As we go out into the Bay, more and more vessels and landmarks become visible. On clear days, the skyscrapers in San Francisco are visible, as are Alcatraz , the Golden Gate bridge, various radio towers, Mount Tamalpais, etc. Think of the many professions and activities represented on the Bay, and how they reflect on the Bay as an economic, ecological and cultural region: tug operators, water taxis, ferries, sightseeing boats, charter boats (both power and sail), fishermen, the Baykeeper and his staff, Coast Guard, Navy, Vessel Assist, boat bottom cleaners, pilot boats, boat salesmen, sailmakers, boatyards, nature conservators, marine biologists of all kinds working for both environmental organizations and for corporations.
Ocean water enters the Bay through the Golden Gate. The deepest part of the Bay is right under the Golden Gate Bridge, with 330 feet of water. Other parts can be as shallow as 7 feet, making it necessary to know when the next ebb (low water) or flood (high water) is due to occur. Also, regular dredging of the shipping channels is necessary, so that all the big container ships and oil tankers coming into the Bay do not run aground. The gravitational force acting on all objects on Earth, winds and the spinning of Earth around its own axis cause large bodies of water to move in certain, well-known directions. These horizontal movements of water are called currents.
Tides are the relative high and low water levels. Twice a day, water leaves the Bay (ebb), and roughly six hours later it returns (flood). These four distinct stages are repeated everyday during the moon’s 24 hour orbit around the Earth. The movement of water is caused by the relative gravitational pull acting between Moon, Sun and Earth, literally pulling water away from its location on Earth.
Inside the Bay, currents and tides result in whirlpools and gyres. The tides for any given area can be calculated and are published in tide tables. These tables are widely used by a variety of sailors, such as:
We also get close to another East Bay landmark, the Berkeley Pier. It extends 3,000 feet into the waters of the Bay. Its original length of three miles designates the extent of the planned landfill in the East Bay. Fortunately for humans and sealife alike, the Save San Francisco Bay Association under the leadership of Sylvia McLaughlin managed, in 1969, to stop the Army Corps of Engineer’s plan to fill in 2,000 acres of open water by the year 2020.

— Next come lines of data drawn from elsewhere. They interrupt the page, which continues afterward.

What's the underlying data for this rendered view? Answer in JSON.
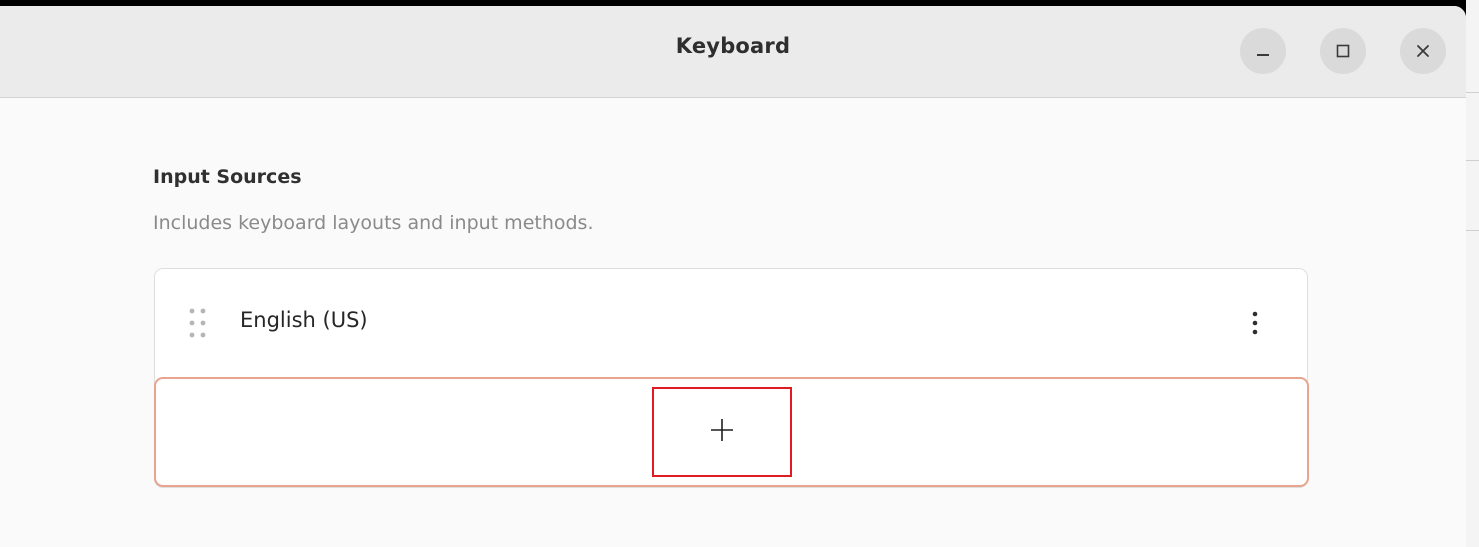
{
  "window": {
    "title": "Keyboard",
    "controls": {
      "minimize_icon": "minimize-icon",
      "maximize_icon": "maximize-icon",
      "close_icon": "close-icon"
    }
  },
  "input_sources": {
    "title": "Input Sources",
    "description": "Includes keyboard layouts and input methods.",
    "items": [
      {
        "label": "English (US)",
        "handle_icon": "drag-handle-icon",
        "menu_icon": "more-options-icon"
      }
    ],
    "add_icon": "plus-icon"
  },
  "colors": {
    "focus_border": "#e9a48e",
    "highlight_box": "#e01b24"
  }
}
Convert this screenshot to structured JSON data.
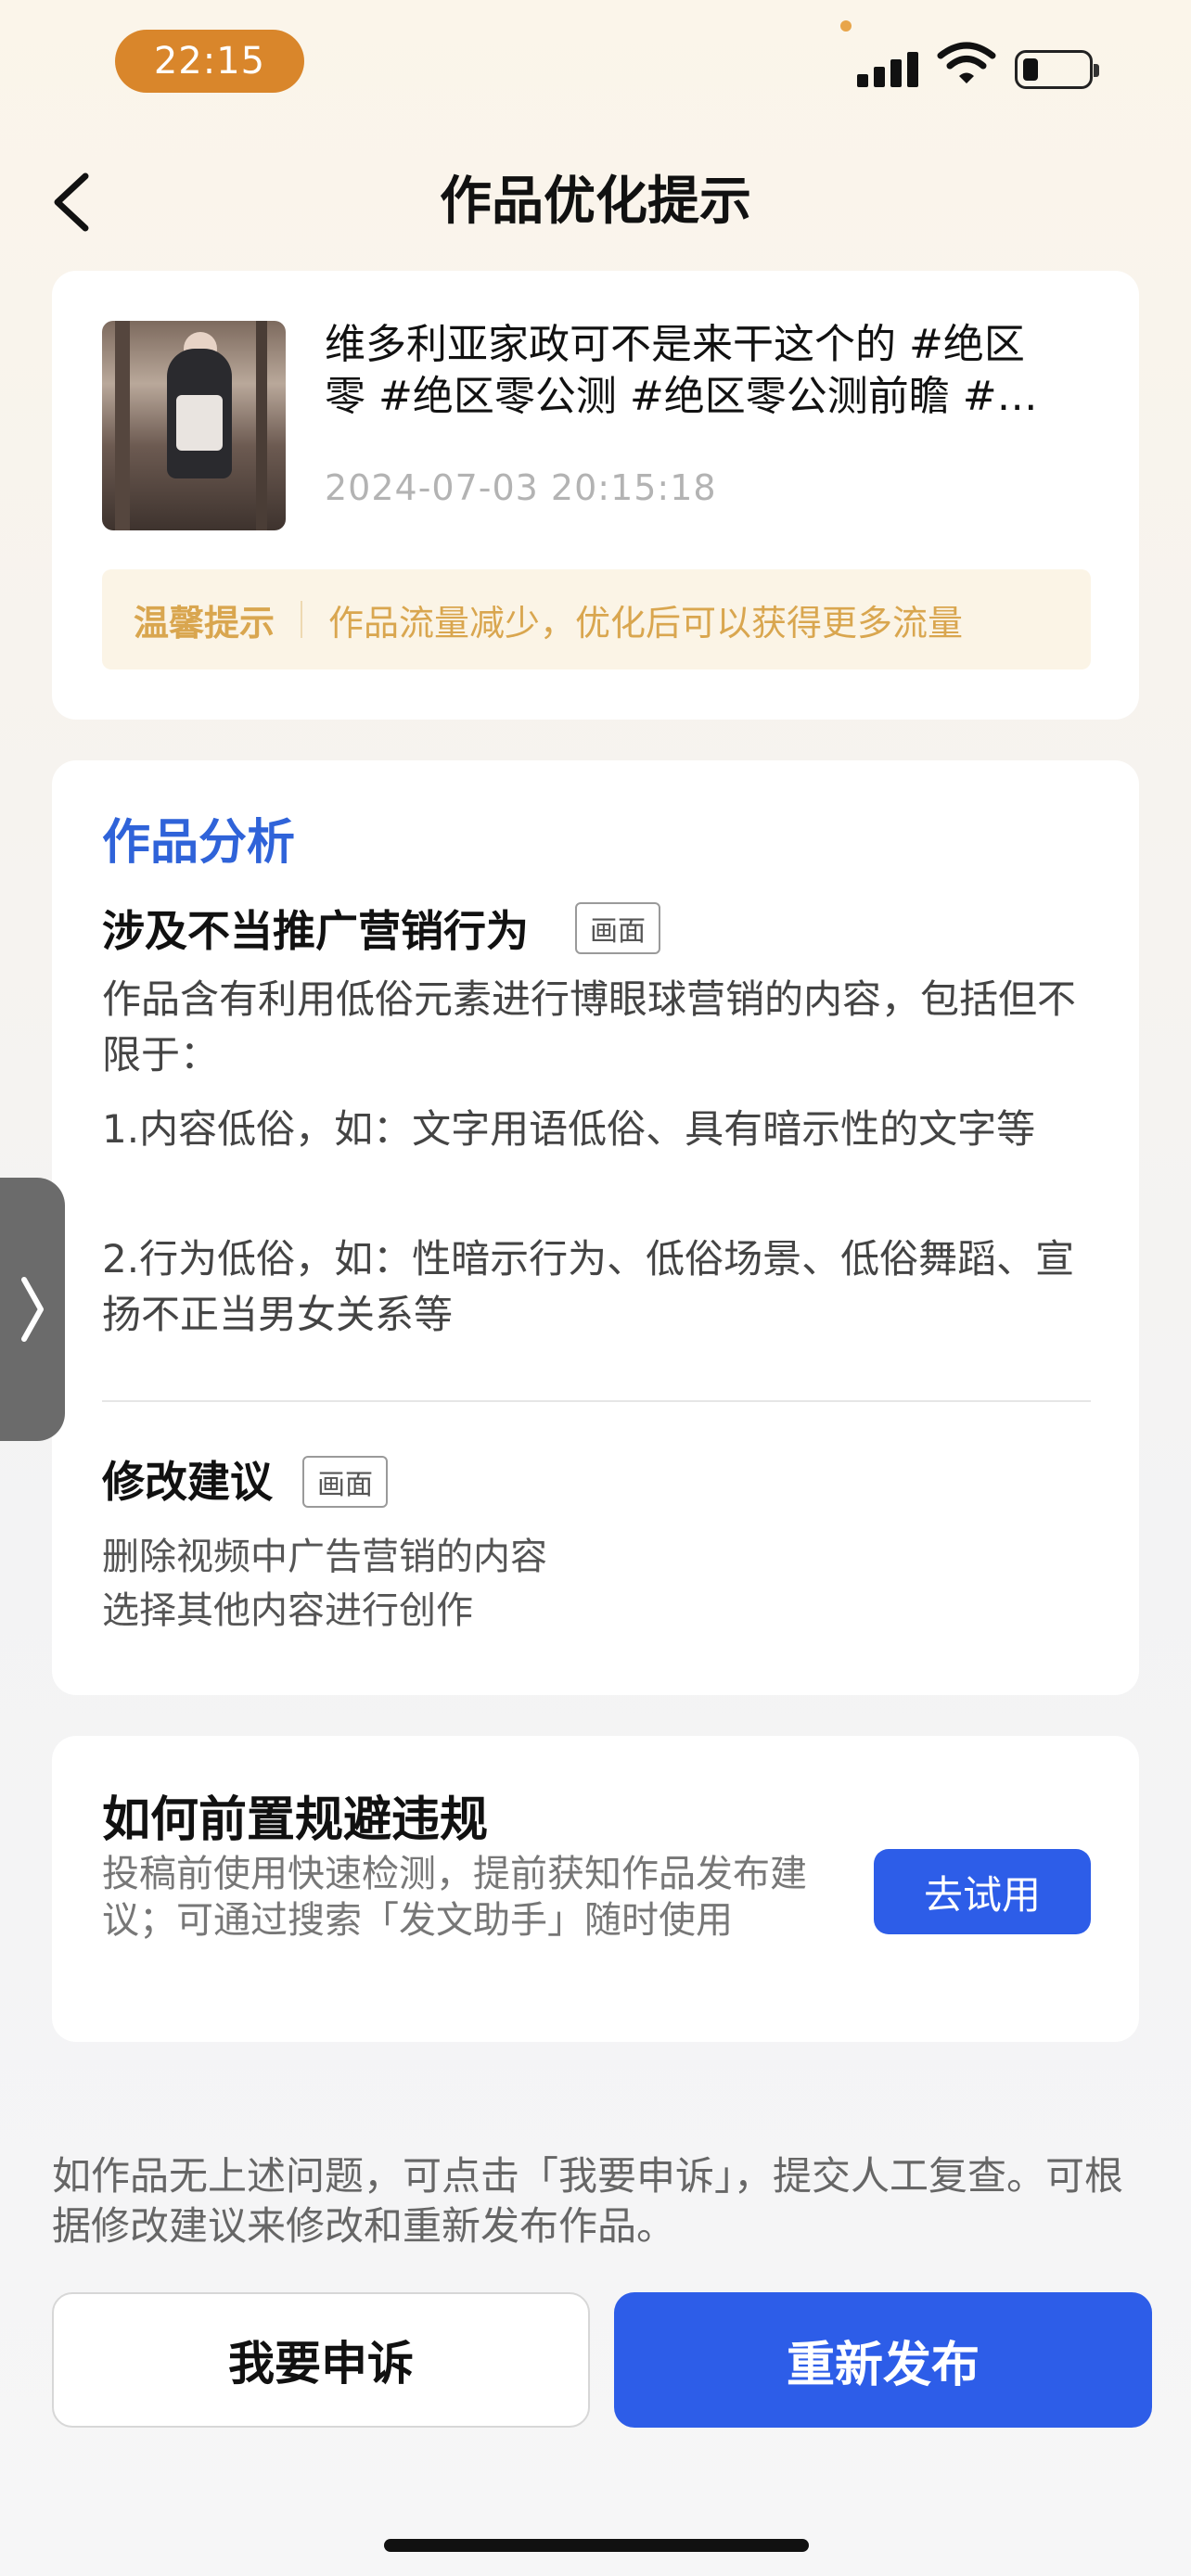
{
  "status_bar": {
    "time": "22:15"
  },
  "nav": {
    "title": "作品优化提示"
  },
  "work": {
    "title": "维多利亚家政可不是来干这个的 #绝区零 #绝区零公测 #绝区零公测前瞻 #绝区零cos",
    "timestamp": "2024-07-03 20:15:18",
    "tip_label": "温馨提示",
    "tip_text": "作品流量减少，优化后可以获得更多流量"
  },
  "analysis": {
    "section_title": "作品分析",
    "issue_title": "涉及不当推广营销行为",
    "issue_tag": "画面",
    "desc1": "作品含有利用低俗元素进行博眼球营销的内容，包括但不限于：",
    "desc2": "1.内容低俗，如：文字用语低俗、具有暗示性的文字等",
    "desc3": "2.行为低俗，如：性暗示行为、低俗场景、低俗舞蹈、宣扬不正当男女关系等",
    "suggest_title": "修改建议",
    "suggest_tag": "画面",
    "suggest_line1": "删除视频中广告营销的内容",
    "suggest_line2": "选择其他内容进行创作"
  },
  "howto": {
    "title": "如何前置规避违规",
    "desc": "投稿前使用快速检测，提前获知作品发布建议；可通过搜索「发文助手」随时使用",
    "button": "去试用"
  },
  "footer": {
    "note": "如作品无上述问题，可点击「我要申诉」，提交人工复查。可根据修改建议来修改和重新发布作品。",
    "appeal_button": "我要申诉",
    "republish_button": "重新发布"
  },
  "colors": {
    "accent": "#2d5de8",
    "title_blue": "#2f63d9",
    "tip_text": "#d9a64f",
    "time_pill": "#d9862b"
  }
}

Historically, the politics surrounding the Pier have always been difficult. Berkeley’s first pier, Jacob’s Landing, was built in 1853 by Captain James Jacobs, an immigrant from Denmark who transported freight between San Francisco, Sacramento and other shoreline communities. In 1874, a small municipal pier was built to provide a short-lived ferry service to San Francisco. Both of these piers are have now been covered by landfill and the remains are located under University Avenue. In 1926, the Golden Gate Ferry Company built another pier which allowed motorists to drive directly from University Avenue, three miles into the Bay and take a car ferry to San Francisco. This service was so popular that police reportedly encouraged drivers to maintains speeds of 60 miles per hour on the pier in order to keep the ferries full. It now belongs to the City of Berkeley. As it slowly rots, opinions are divided as to what to do with it. On the one hand, the logs coming slowly undone in the continuous onslaught of earthquakes, currents, and wind constitute a hazard to pleasure and commercial craft. On the other hand, fish, mussels, crabs and other marine animals and plants have started colonizing this artificial reef and contribute to the variety of biological species found in the Bay.
To most humans, who use it for walking and fishing, it is merely a marker of a historical era when ferries were the main mode of transport across the Bay, before most of the major Bay bridges were built. The perpetual car traffic on nearby freeways is a reminder of a more pressing contemporary concern: people fishing off the Pier as well as fishermen in other parts of the Bay have to contend with fish stocks affected by toxins, resulting in mutations and depleted stocks.